*Problem details*. Output the full set of records exactly.

*Provided data*.
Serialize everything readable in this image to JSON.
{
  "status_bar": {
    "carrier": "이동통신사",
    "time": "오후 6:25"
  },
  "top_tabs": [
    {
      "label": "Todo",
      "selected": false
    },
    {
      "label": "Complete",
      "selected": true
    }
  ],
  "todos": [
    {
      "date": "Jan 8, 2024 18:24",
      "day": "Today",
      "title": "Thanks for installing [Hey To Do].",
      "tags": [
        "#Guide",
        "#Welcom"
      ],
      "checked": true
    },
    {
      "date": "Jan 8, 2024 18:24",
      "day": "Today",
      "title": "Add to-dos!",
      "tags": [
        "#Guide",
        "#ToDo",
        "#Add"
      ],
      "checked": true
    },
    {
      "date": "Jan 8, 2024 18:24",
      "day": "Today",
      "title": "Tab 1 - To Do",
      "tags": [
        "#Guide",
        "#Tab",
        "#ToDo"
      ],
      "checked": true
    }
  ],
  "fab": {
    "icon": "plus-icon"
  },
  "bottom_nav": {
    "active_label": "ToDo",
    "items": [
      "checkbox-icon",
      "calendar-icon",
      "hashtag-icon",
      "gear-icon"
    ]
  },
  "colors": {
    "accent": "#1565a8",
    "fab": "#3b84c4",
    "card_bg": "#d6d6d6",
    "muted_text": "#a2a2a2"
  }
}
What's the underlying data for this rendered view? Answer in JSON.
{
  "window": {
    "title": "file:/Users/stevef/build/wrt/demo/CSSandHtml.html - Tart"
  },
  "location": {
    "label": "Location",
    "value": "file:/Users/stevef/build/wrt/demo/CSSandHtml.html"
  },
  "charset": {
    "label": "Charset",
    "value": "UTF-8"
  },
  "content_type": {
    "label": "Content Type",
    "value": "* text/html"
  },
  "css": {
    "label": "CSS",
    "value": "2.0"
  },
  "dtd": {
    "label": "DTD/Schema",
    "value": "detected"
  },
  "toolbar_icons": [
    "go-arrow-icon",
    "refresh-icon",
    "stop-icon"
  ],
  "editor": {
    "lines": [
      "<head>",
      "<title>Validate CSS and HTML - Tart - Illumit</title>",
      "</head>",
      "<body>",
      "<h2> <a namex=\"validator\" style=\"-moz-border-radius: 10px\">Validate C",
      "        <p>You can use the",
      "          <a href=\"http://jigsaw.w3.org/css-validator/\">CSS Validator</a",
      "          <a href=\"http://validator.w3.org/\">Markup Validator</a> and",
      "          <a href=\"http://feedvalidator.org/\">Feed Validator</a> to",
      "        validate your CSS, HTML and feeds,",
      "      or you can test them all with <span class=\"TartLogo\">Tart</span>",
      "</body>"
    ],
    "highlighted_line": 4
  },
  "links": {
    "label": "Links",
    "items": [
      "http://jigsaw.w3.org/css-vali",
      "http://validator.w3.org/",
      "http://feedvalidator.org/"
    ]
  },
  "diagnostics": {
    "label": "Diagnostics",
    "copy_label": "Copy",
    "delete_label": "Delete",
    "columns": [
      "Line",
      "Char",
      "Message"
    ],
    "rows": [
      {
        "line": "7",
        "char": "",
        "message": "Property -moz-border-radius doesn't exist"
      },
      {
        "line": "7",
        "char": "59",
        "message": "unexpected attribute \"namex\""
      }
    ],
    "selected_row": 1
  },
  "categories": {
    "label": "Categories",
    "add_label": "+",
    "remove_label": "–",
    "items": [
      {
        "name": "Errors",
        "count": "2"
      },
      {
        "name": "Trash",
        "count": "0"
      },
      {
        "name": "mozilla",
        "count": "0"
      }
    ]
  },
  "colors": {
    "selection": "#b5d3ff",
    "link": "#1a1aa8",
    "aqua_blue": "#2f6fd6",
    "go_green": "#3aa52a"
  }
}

*Solution*.
Serialize everything readable in this image to JSON.
{
  "status_bar": {
    "carrier": "이동통신사",
    "time": "오후 6:25"
  },
  "top_tabs": [
    {
      "label": "Todo",
      "selected": false
    },
    {
      "label": "Complete",
      "selected": true
    }
  ],
  "todos": [
    {
      "date": "Jan 8, 2024 18:24",
      "day": "Today",
      "title": "Thanks for installing [Hey To Do].",
      "tags": [
        "#Guide",
        "#Welcom"
      ],
      "checked": true
    },
    {
      "date": "Jan 8, 2024 18:24",
      "day": "Today",
      "title": "Add to-dos!",
      "tags": [
        "#Guide",
        "#ToDo",
        "#Add"
      ],
      "checked": true
    },
    {
      "date": "Jan 8, 2024 18:24",
      "day": "Today",
      "title": "Tab 1 - To Do",
      "tags": [
        "#Guide",
        "#Tab",
        "#ToDo"
      ],
      "checked": true
    }
  ],
  "fab": {
    "icon": "plus-icon"
  },
  "bottom_nav": {
    "active_label": "ToDo",
    "items": [
      "checkbox-icon",
      "calendar-icon",
      "hashtag-icon",
      "gear-icon"
    ]
  },
  "colors": {
    "accent": "#1565a8",
    "fab": "#3b84c4",
    "card_bg": "#d6d6d6",
    "muted_text": "#a2a2a2"
  }
}
What's the underlying data for this rendered view? Answer in JSON.
{
  "window": {
    "title": "file:/Users/stevef/build/wrt/demo/CSSandHtml.html - Tart"
  },
  "location": {
    "label": "Location",
    "value": "file:/Users/stevef/build/wrt/demo/CSSandHtml.html"
  },
  "charset": {
    "label": "Charset",
    "value": "UTF-8"
  },
  "content_type": {
    "label": "Content Type",
    "value": "* text/html"
  },
  "css": {
    "label": "CSS",
    "value": "2.0"
  },
  "dtd": {
    "label": "DTD/Schema",
    "value": "detected"
  },
  "toolbar_icons": [
    "go-arrow-icon",
    "refresh-icon",
    "stop-icon"
  ],
  "editor": {
    "lines": [
      "<head>",
      "<title>Validate CSS and HTML - Tart - Illumit</title>",
      "</head>",
      "<body>",
      "<h2> <a namex=\"validator\" style=\"-moz-border-radius: 10px\">Validate C",
      "        <p>You can use the",
      "          <a href=\"http://jigsaw.w3.org/css-validator/\">CSS Validator</a",
      "          <a href=\"http://validator.w3.org/\">Markup Validator</a> and",
      "          <a href=\"http://feedvalidator.org/\">Feed Validator</a> to",
      "        validate your CSS, HTML and feeds,",
      "      or you can test them all with <span class=\"TartLogo\">Tart</span>",
      "</body>"
    ],
    "highlighted_line": 4
  },
  "links": {
    "label": "Links",
    "items": [
      "http://jigsaw.w3.org/css-vali",
      "http://validator.w3.org/",
      "http://feedvalidator.org/"
    ]
  },
  "diagnostics": {
    "label": "Diagnostics",
    "copy_label": "Copy",
    "delete_label": "Delete",
    "columns": [
      "Line",
      "Char",
      "Message"
    ],
    "rows": [
      {
        "line": "7",
        "char": "",
        "message": "Property -moz-border-radius doesn't exist"
      },
      {
        "line": "7",
        "char": "59",
        "message": "unexpected attribute \"namex\""
      }
    ],
    "selected_row": 1
  },
  "categories": {
    "label": "Categories",
    "add_label": "+",
    "remove_label": "–",
    "items": [
      {
        "name": "Errors",
        "count": "2"
      },
      {
        "name": "Trash",
        "count": "0"
      },
      {
        "name": "mozilla",
        "count": "0"
      }
    ]
  },
  "colors": {
    "selection": "#b5d3ff",
    "link": "#1a1aa8",
    "aqua_blue": "#2f6fd6",
    "go_green": "#3aa52a"
  }
}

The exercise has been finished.